Malaysia to open doors to global firms practising local law

Malaysia is gearing up to open its legal market to international law firms, with new legislation set to come into effect this summer.

Up to five international law firms could secure licences to enter the country later this year as Qualified Foreign Law Firms (QFLF) should the Legal Profession Amendment Act 2012 become law by summer as planned.

According to the Malaysian Bar Council, successful firms will need to demonstrate international Islamic finance capacity in order to qualify for the QFLF licence, which will be valid for three years initially and will allow them to set up their own offices practicing in specific areas, excluding those such as family law and local litigation.

The Act will also pave the way for overseas firms to form partnerships with local outfits, which would also be able to hire overseas lawyers.

Firms to have so far expressed an interest in Malaysia include Trowers & Hamlins, Allen & Overy, Norton Rose and Herbert Smith Freehills. Trowers, which last year opened a non-trading representative office in Kuala Lumpur, said it intended to apply for the QFLF licence, while the other firms are yet to confirm any concrete plans.

Commenting on the process, head of the Malaysian Bar Council Lim Chee Wee said: “The Bar is working closely with the Attorney General’s chambers to finalise the rules and the selection committee guidelines, and we hope to have the law in force in the first half of this year and issue licenses shortly thereafter.”
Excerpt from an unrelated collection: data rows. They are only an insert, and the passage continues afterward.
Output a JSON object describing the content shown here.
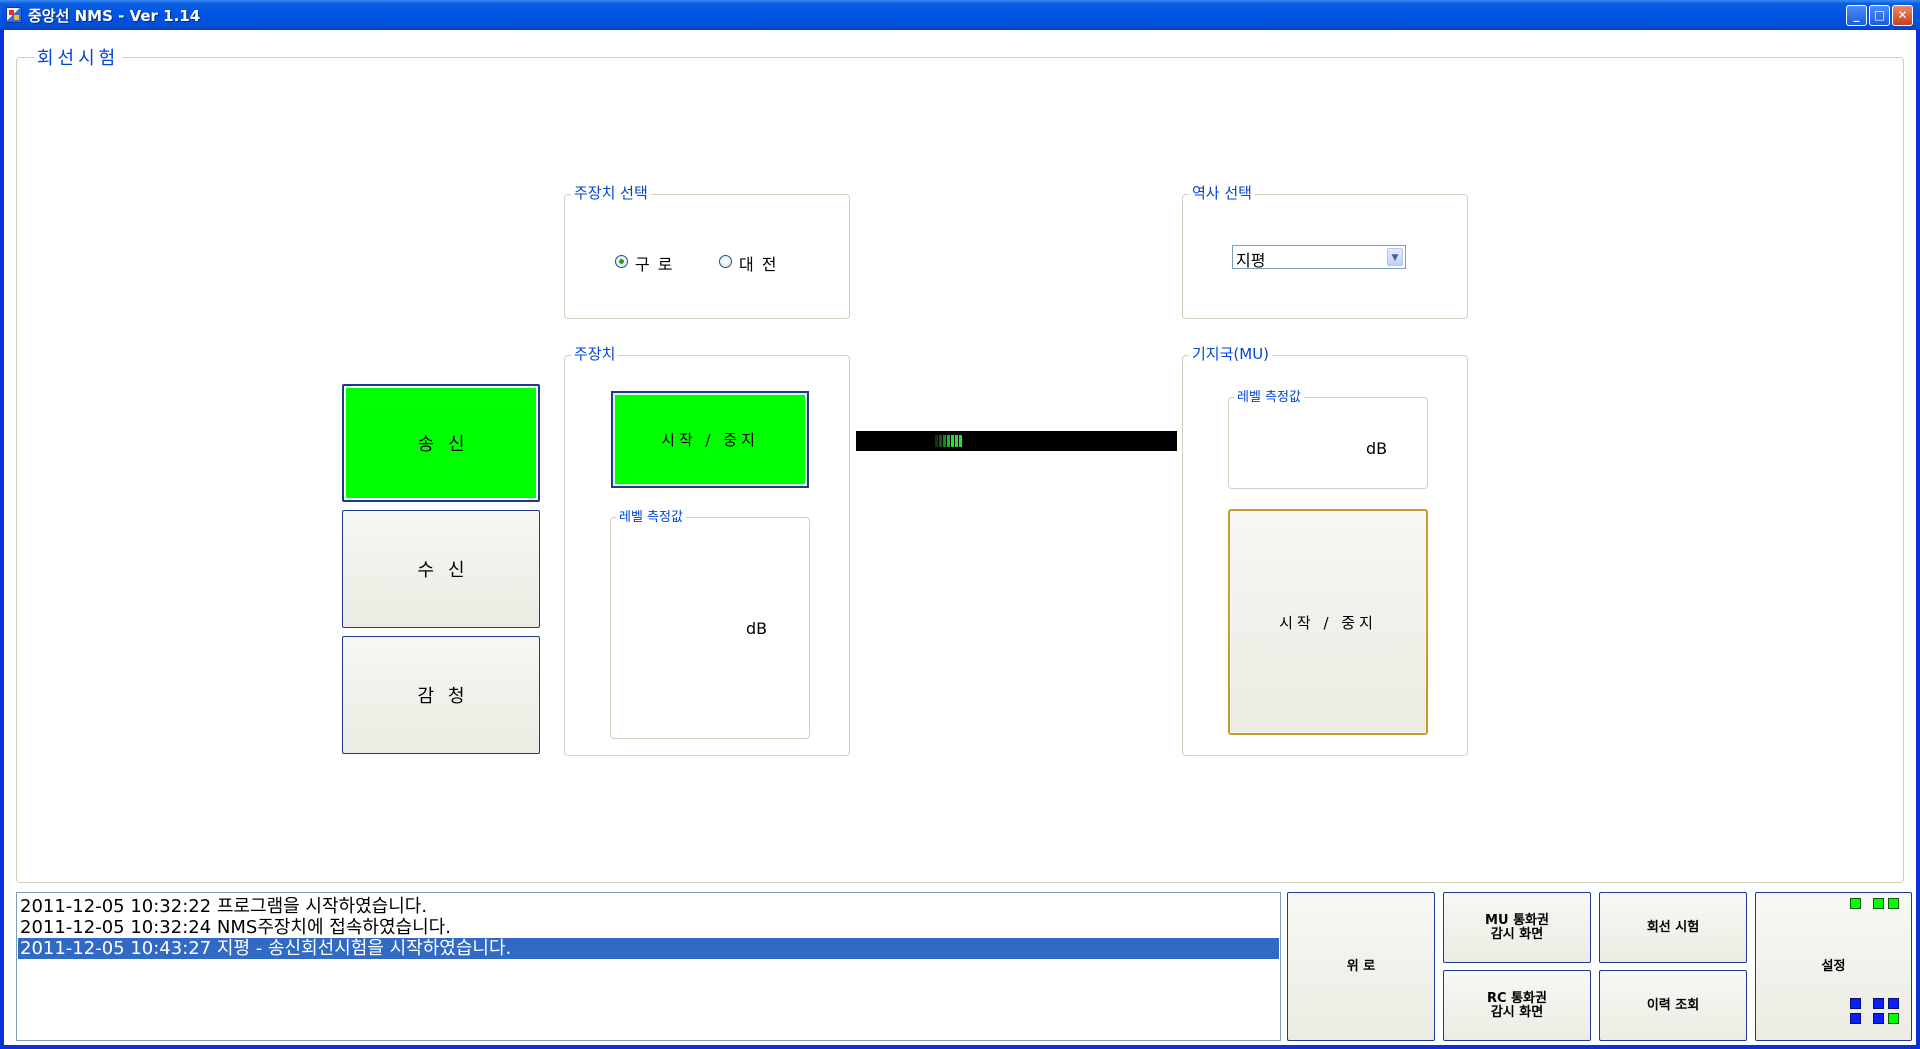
{
  "window": {
    "title": "중앙선 NMS  - Ver 1.14",
    "controls": [
      "minimize",
      "maximize",
      "close"
    ]
  },
  "main_group": {
    "legend": "회선시험"
  },
  "side_buttons": [
    {
      "label": "송신",
      "active": true
    },
    {
      "label": "수신",
      "active": false
    },
    {
      "label": "감청",
      "active": false
    }
  ],
  "device_select": {
    "legend": "주장치 선택",
    "options": [
      {
        "label": "구로",
        "checked": true
      },
      {
        "label": "대전",
        "checked": false
      }
    ]
  },
  "station_select": {
    "legend": "역사 선택",
    "selected": "지평"
  },
  "main_device": {
    "legend": "주장치",
    "start_stop_label": "시작 / 중지",
    "level_legend": "레벨 측정값",
    "unit": "dB"
  },
  "base_station": {
    "legend": "기지국(MU)",
    "level_legend": "레벨 측정값",
    "unit": "dB",
    "start_stop_label": "시작 / 중지"
  },
  "log": {
    "entries": [
      {
        "text": "2011-12-05 10:32:22 프로그램을 시작하였습니다.",
        "selected": false
      },
      {
        "text": "2011-12-05 10:32:24 NMS주장치에 접속하였습니다.",
        "selected": false
      },
      {
        "text": "2011-12-05 10:43:27 지평 - 송신회선시험을 시작하였습니다.",
        "selected": true
      }
    ]
  },
  "nav": {
    "home": "위 로",
    "mu_monitor_1": "MU 통화권",
    "mu_monitor_2": "감시 화면",
    "rc_monitor_1": "RC 통화권",
    "rc_monitor_2": "감시 화면",
    "line_test": "회선 시험",
    "history": "이력 조회",
    "settings": "설정"
  },
  "colors": {
    "active_green": "#00ff00",
    "legend_blue": "#0046d5",
    "selection_blue": "#316ac5",
    "titlebar_blue": "#0054e3"
  }
}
Lim also clarified that foreign lawyers, both licensed and unlicensed, will continue to be able to appear as counsel or arbitrators in both domestic and international arbitration proceedings in Malaysia, and will not be affected by the new laws.
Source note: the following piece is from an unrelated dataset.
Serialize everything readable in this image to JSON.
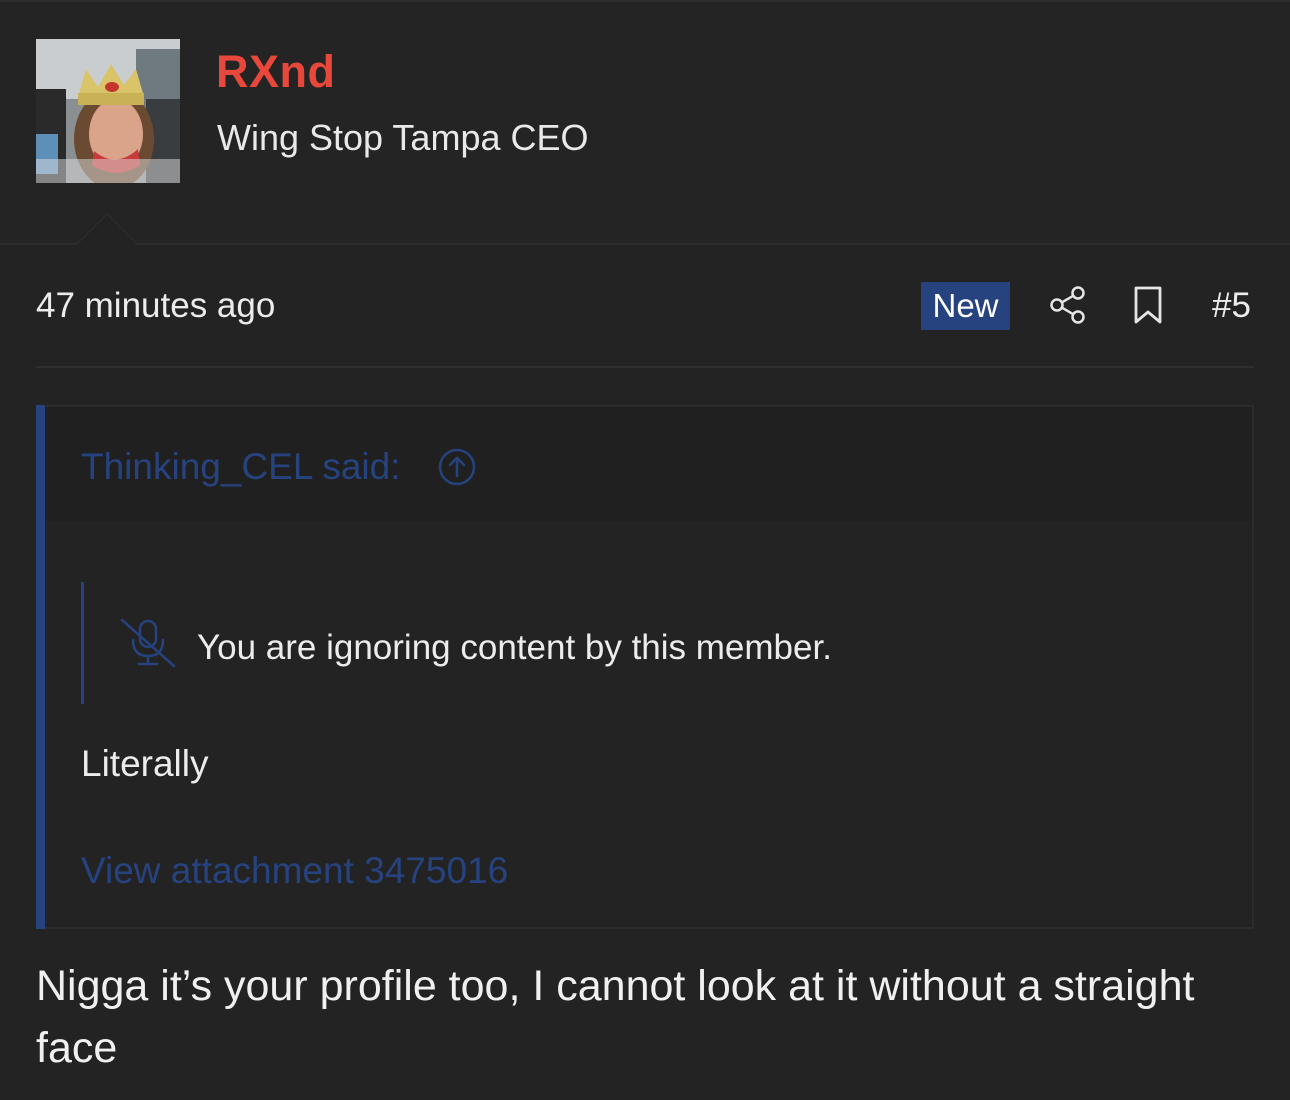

Malaysia’s decision to open up its legal market to overseas firms follows similar moves by authorities in Singapore and Korea in recent years, with Singapore last month handing out four additional licences to practice local law to international firms.

But it comes amid concerns about freedom within the Malaysian legal market after a local lawyer, Datuk VK Lingam, was charged with contempt in April last year for challenging a federal court decision. Lingam called on Conservative MP and One Brick Court barrister Sir Edward Garnier QC.

According to court documents, the application for Garnier to appear in the Malaysian courts on an ad hoc basis was dismissed on 10 January after suggestions that the country did not need to rely on the advice of “white” people.

Garnier has since appealed the refusal, while the contempt hearing itself is due to take place on 6 March. He said: “It will give law firms something to think about. It will be an additional factor for international law firms to consider when wondering whether to set up a presence in Malaysia.”

Related: Links among just four firms to win Singapore licences after 23 apply